Recently I caught up with the 2009 documentary The September Issue on DVD. In it, director R.J. Cutler follows Vogue Editor-in-Chief Anna Wintour and her staff leading up to the magazine's most important issue of the year, the advertising-stuffed September issue.
Wintour last addressed the subject of eating disorders and body image at a March 2010 public forum at Harvard Business school alongside Michael Kors and model Natalia Vodianova. Speaking at the event (put on by the Harris Center for Education and Advocacy in Eating Disorders at Massachusetts General Hospital), Wintour said, "Each and every one of us needs to realize we are all responsible for models' health," and called on designers to reverse the "tyranny of [sample] clothes that just barely fit a 13-year-old on the edge of puberty." Michael Kors noted the proliferation of underage girl models in fashion, and vowed not to use models under age 16. Sixteen still sounds pretty young to me.
In any case, having read the accounts of this high-profile public meeting of the fashion and eating disorders worlds, it was interesting to watch a scene in The September Issue in which creative director Grace Coddington does battle (as she does throughout the film) with Wintour. It comes toward the end of the movie, after the viewer has come to see Coddington as the artistic soul of the magazine, and Wintour as the coldly efficient manager who brings the issue in on time and under budget.
Yet another shoot of Coddington's has been killed, and she's looking for inspiration. She spies a cameraman named Bob in Cutler's crew, and asks him to spontaneously jump up and down while holding his camera, face-to-face with a jumping model. It's fresh and unexpected, and Coddington loves it. When she stops by to look at the shot, Wintour suggest "a little bit of retouching." Patting her stomach, she notes that the cameraman "needs to go to the gym."
Coddington's firm response to Bob the cameraman: "I think it's better that you're not skinny-skinny. It makes the point that you're real people, not models. Everybody's not perfect in this world. I mean, it's enough that the models are perfect. You don't need to go to the gym." Then Coddington calls the magazine's art director and says "Please do not retouch Bob's stomach. I don't want him to look like a skinny male model."

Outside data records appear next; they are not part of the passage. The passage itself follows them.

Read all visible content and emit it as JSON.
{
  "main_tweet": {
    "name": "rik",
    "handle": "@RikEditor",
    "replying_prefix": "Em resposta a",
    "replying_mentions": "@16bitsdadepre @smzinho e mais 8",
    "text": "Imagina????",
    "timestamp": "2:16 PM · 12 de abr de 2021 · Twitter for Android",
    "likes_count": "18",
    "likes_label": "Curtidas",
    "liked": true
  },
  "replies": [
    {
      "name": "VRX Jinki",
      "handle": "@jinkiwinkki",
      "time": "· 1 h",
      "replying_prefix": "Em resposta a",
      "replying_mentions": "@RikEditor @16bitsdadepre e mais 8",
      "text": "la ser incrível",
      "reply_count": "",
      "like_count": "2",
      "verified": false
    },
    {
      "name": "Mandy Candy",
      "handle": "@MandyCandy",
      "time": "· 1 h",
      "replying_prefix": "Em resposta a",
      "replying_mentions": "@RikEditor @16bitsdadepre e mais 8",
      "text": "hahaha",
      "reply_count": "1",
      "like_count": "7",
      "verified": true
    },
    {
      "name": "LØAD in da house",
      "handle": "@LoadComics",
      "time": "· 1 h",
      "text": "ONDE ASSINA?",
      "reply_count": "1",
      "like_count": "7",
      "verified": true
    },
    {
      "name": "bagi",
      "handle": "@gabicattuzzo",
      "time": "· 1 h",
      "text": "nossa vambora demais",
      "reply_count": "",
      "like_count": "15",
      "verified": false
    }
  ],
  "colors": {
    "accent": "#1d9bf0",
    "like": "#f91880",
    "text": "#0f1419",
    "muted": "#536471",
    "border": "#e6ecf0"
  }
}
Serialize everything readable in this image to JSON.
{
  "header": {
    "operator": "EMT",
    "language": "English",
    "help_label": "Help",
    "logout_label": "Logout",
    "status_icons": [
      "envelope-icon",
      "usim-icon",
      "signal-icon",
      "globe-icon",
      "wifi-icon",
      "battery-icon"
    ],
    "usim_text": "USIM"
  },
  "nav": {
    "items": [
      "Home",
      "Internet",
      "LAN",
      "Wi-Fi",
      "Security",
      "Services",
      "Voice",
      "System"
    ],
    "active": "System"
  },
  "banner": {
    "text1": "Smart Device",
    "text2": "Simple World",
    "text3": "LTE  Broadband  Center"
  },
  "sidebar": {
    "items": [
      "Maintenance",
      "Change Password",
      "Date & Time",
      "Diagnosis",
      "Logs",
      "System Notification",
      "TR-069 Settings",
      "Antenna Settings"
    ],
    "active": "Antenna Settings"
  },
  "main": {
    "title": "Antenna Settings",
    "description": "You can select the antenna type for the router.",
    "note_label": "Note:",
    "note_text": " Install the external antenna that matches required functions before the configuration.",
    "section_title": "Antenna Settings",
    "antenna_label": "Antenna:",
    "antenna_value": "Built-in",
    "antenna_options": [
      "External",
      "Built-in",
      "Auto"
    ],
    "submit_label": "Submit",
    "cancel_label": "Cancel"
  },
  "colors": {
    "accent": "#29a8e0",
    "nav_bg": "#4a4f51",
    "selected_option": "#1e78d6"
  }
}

If only each page of Vogue included an adaptation of Coddington's words at the bottom--"Real people aren't skinny-skinny; you don't need to feel bad about yourself"--like the surgeon general's warning on a pack of cigarettes! The world would be home to a lot fewer cases of body dysmorphic disorder, disordered eating and eating disorders. It did occur to me that Coddington was simply in love with the real-sized cameraman because he was an exotic prop, like folkloric looking people in Peru, or the python to Nastassja Kinski in Richard Avedon's photo. But I think she genuinely wanted to make the statement that models are not like you and I, and that's the way it's supposed to be.
Marcia Herrin and Nancy Matsumoto are co-authors of The Parent's Guide to Eating Disorders. Marcia is the author of Nutrition Counseling in the Treatment of Eating Disorders